◆ YOUR OBJECTIVE ◆
Would you return each record that follows word for word, without its pictures?

◆ EXTRACTED RECORDS ◆
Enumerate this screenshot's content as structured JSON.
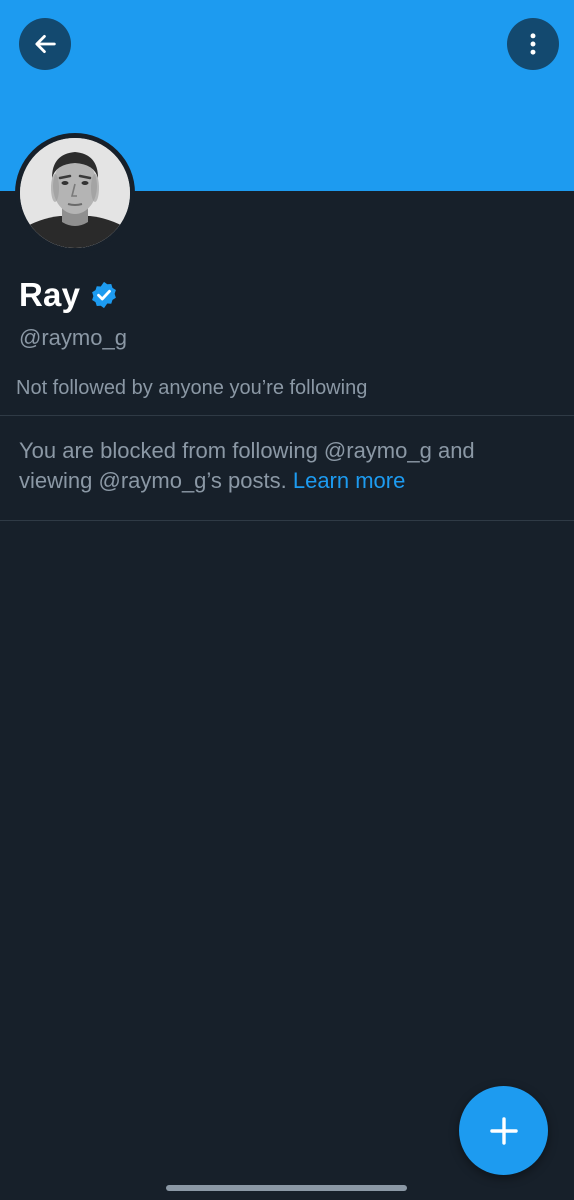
{
  "header": {
    "back_icon": "arrow-left-icon",
    "more_icon": "more-vertical-icon",
    "banner_color": "#1d9bf0"
  },
  "profile": {
    "name": "Ray",
    "verified": true,
    "verified_icon": "verified-badge-icon",
    "handle": "@raymo_g",
    "followers_note": "Not followed by anyone you’re following"
  },
  "blocked_notice": {
    "text": "You are blocked from following @raymo_g and viewing @raymo_g’s posts.",
    "link_label": "Learn more"
  },
  "fab": {
    "icon": "plus-icon",
    "color": "#1d9bf0"
  }
}
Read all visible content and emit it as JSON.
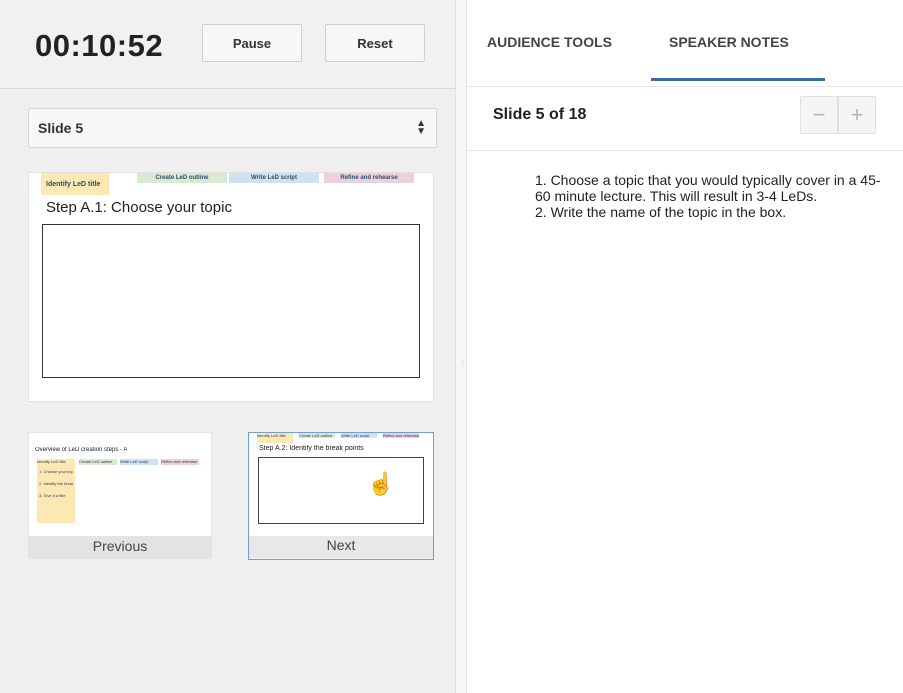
{
  "timer": {
    "value": "00:10:52"
  },
  "controls": {
    "pause_label": "Pause",
    "reset_label": "Reset"
  },
  "slide_select": {
    "value": "Slide 5"
  },
  "current_slide": {
    "tags": [
      "Identify LeD title",
      "Create LeD outline",
      "Write LeD script",
      "Refine and rehearse"
    ],
    "step": "Step A.1: Choose your topic"
  },
  "previous_slide": {
    "title": "Overview of LeD creation steps - A",
    "tags": [
      "Identify LeD title",
      "Create LeD outline",
      "Write LeD script",
      "Refine and rehearse"
    ],
    "items": [
      "1. Choose your topic",
      "2. Identify the break points",
      "3. Give it a title"
    ],
    "caption": "Previous"
  },
  "next_slide": {
    "tags": [
      "Identify LeD title",
      "Create LeD outline",
      "Write LeD script",
      "Refine and rehearse"
    ],
    "step": "Step A.2: Identify the break points",
    "caption": "Next"
  },
  "tabs": {
    "audience": "AUDIENCE TOOLS",
    "notes": "SPEAKER NOTES"
  },
  "speaker_notes": {
    "slide_count": "Slide 5 of 18",
    "zoom_out": "−",
    "zoom_in": "+",
    "lines": [
      "1. Choose a topic that you would typically cover in a 45-60 minute lecture. This will result in 3-4 LeDs.",
      "2. Write the name of the topic in the box."
    ]
  },
  "colors": {
    "accent": "#3b6aa0",
    "tag_yellow": "#fce8b2",
    "tag_green": "#d9ead3",
    "tag_blue": "#cfe2f3",
    "tag_pink": "#ead1dc"
  }
}
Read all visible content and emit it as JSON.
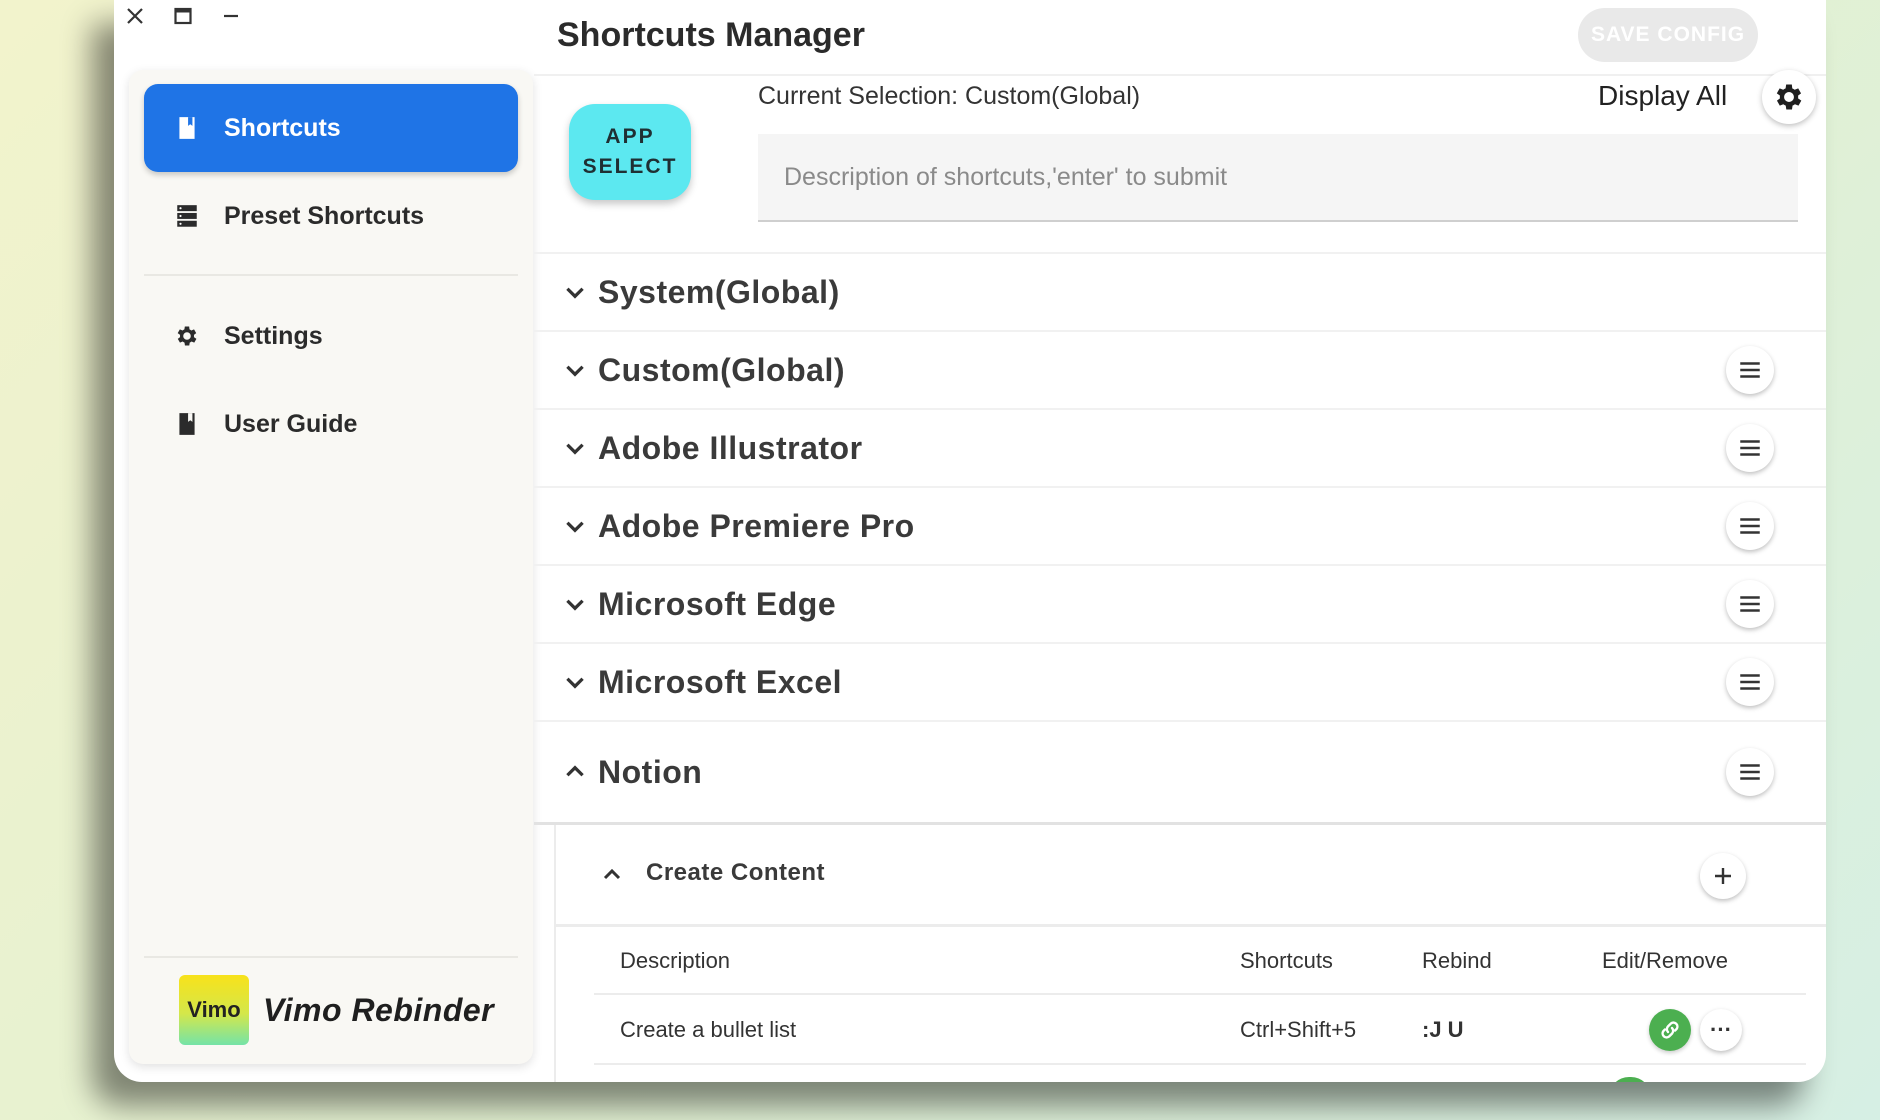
{
  "window": {
    "controls": [
      "close",
      "maximize",
      "minimize"
    ]
  },
  "sidebar": {
    "items": [
      {
        "label": "Shortcuts",
        "icon": "bookmark-icon",
        "active": true
      },
      {
        "label": "Preset Shortcuts",
        "icon": "server-icon",
        "active": false
      },
      {
        "label": "Settings",
        "icon": "gear-icon",
        "active": false
      },
      {
        "label": "User Guide",
        "icon": "book-icon",
        "active": false
      }
    ],
    "brand": {
      "logo_text": "Vimo",
      "name": "Vimo Rebinder"
    }
  },
  "header": {
    "title": "Shortcuts Manager",
    "save_label": "SAVE CONFIG"
  },
  "toolbar": {
    "app_select_label": "APP\nSELECT",
    "current_selection": "Current Selection: Custom(Global)",
    "display_all": "Display All",
    "description_placeholder": "Description of shortcuts,'enter' to submit"
  },
  "groups": [
    {
      "title": "System(Global)",
      "expanded": false,
      "has_menu": false
    },
    {
      "title": "Custom(Global)",
      "expanded": false,
      "has_menu": true
    },
    {
      "title": "Adobe Illustrator",
      "expanded": false,
      "has_menu": true
    },
    {
      "title": "Adobe Premiere Pro",
      "expanded": false,
      "has_menu": true
    },
    {
      "title": "Microsoft Edge",
      "expanded": false,
      "has_menu": true
    },
    {
      "title": "Microsoft Excel",
      "expanded": false,
      "has_menu": true
    },
    {
      "title": "Notion",
      "expanded": true,
      "has_menu": true
    }
  ],
  "notion": {
    "subgroup_title": "Create Content",
    "columns": [
      "Description",
      "Shortcuts",
      "Rebind",
      "Edit/Remove"
    ],
    "rows": [
      {
        "description": "Create a bullet list",
        "shortcut": "Ctrl+Shift+5",
        "rebind": ":J U"
      }
    ]
  },
  "colors": {
    "accent": "#1f74e6",
    "app_select": "#5ce8f0",
    "link_button": "#4caf50",
    "save_disabled": "#e9e9e9"
  }
}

◆ RESPONSE TO THE TASK ◆
Enumerate this screenshot's content as structured JSON.
{
  "header": {
    "back_icon": "arrow-left-icon",
    "more_icon": "more-vertical-icon",
    "banner_color": "#1d9bf0"
  },
  "profile": {
    "name": "Ray",
    "verified": true,
    "verified_icon": "verified-badge-icon",
    "handle": "@raymo_g",
    "followers_note": "Not followed by anyone you’re following"
  },
  "blocked_notice": {
    "text": "You are blocked from following @raymo_g and viewing @raymo_g’s posts.",
    "link_label": "Learn more"
  },
  "fab": {
    "icon": "plus-icon",
    "color": "#1d9bf0"
  }
}
Read all visible content and emit it as JSON.
{
  "timer": {
    "value": "00:10:52"
  },
  "controls": {
    "pause_label": "Pause",
    "reset_label": "Reset"
  },
  "slide_select": {
    "value": "Slide 5"
  },
  "current_slide": {
    "tags": [
      "Identify LeD title",
      "Create LeD outline",
      "Write LeD script",
      "Refine and rehearse"
    ],
    "step": "Step A.1: Choose your topic"
  },
  "previous_slide": {
    "title": "Overview of LeD creation steps - A",
    "tags": [
      "Identify LeD title",
      "Create LeD outline",
      "Write LeD script",
      "Refine and rehearse"
    ],
    "items": [
      "1. Choose your topic",
      "2. Identify the break points",
      "3. Give it a title"
    ],
    "caption": "Previous"
  },
  "next_slide": {
    "tags": [
      "Identify LeD title",
      "Create LeD outline",
      "Write LeD script",
      "Refine and rehearse"
    ],
    "step": "Step A.2: Identify the break points",
    "caption": "Next"
  },
  "tabs": {
    "audience": "AUDIENCE TOOLS",
    "notes": "SPEAKER NOTES"
  },
  "speaker_notes": {
    "slide_count": "Slide 5 of 18",
    "zoom_out": "−",
    "zoom_in": "+",
    "lines": [
      "1. Choose a topic that you would typically cover in a 45-60 minute lecture. This will result in 3-4 LeDs.",
      "2. Write the name of the topic in the box."
    ]
  },
  "colors": {
    "accent": "#3b6aa0",
    "tag_yellow": "#fce8b2",
    "tag_green": "#d9ead3",
    "tag_blue": "#cfe2f3",
    "tag_pink": "#ead1dc"
  }
}
Read all visible content and emit it as JSON.
{
  "window": {
    "controls": [
      "close",
      "maximize",
      "minimize"
    ]
  },
  "sidebar": {
    "items": [
      {
        "label": "Shortcuts",
        "icon": "bookmark-icon",
        "active": true
      },
      {
        "label": "Preset Shortcuts",
        "icon": "server-icon",
        "active": false
      },
      {
        "label": "Settings",
        "icon": "gear-icon",
        "active": false
      },
      {
        "label": "User Guide",
        "icon": "book-icon",
        "active": false
      }
    ],
    "brand": {
      "logo_text": "Vimo",
      "name": "Vimo Rebinder"
    }
  },
  "header": {
    "title": "Shortcuts Manager",
    "save_label": "SAVE CONFIG"
  },
  "toolbar": {
    "app_select_label": "APP\nSELECT",
    "current_selection": "Current Selection: Custom(Global)",
    "display_all": "Display All",
    "description_placeholder": "Description of shortcuts,'enter' to submit"
  },
  "groups": [
    {
      "title": "System(Global)",
      "expanded": false,
      "has_menu": false
    },
    {
      "title": "Custom(Global)",
      "expanded": false,
      "has_menu": true
    },
    {
      "title": "Adobe Illustrator",
      "expanded": false,
      "has_menu": true
    },
    {
      "title": "Adobe Premiere Pro",
      "expanded": false,
      "has_menu": true
    },
    {
      "title": "Microsoft Edge",
      "expanded": false,
      "has_menu": true
    },
    {
      "title": "Microsoft Excel",
      "expanded": false,
      "has_menu": true
    },
    {
      "title": "Notion",
      "expanded": true,
      "has_menu": true
    }
  ],
  "notion": {
    "subgroup_title": "Create Content",
    "columns": [
      "Description",
      "Shortcuts",
      "Rebind",
      "Edit/Remove"
    ],
    "rows": [
      {
        "description": "Create a bullet list",
        "shortcut": "Ctrl+Shift+5",
        "rebind": ":J U"
      }
    ]
  },
  "colors": {
    "accent": "#1f74e6",
    "app_select": "#5ce8f0",
    "link_button": "#4caf50",
    "save_disabled": "#e9e9e9"
  }
}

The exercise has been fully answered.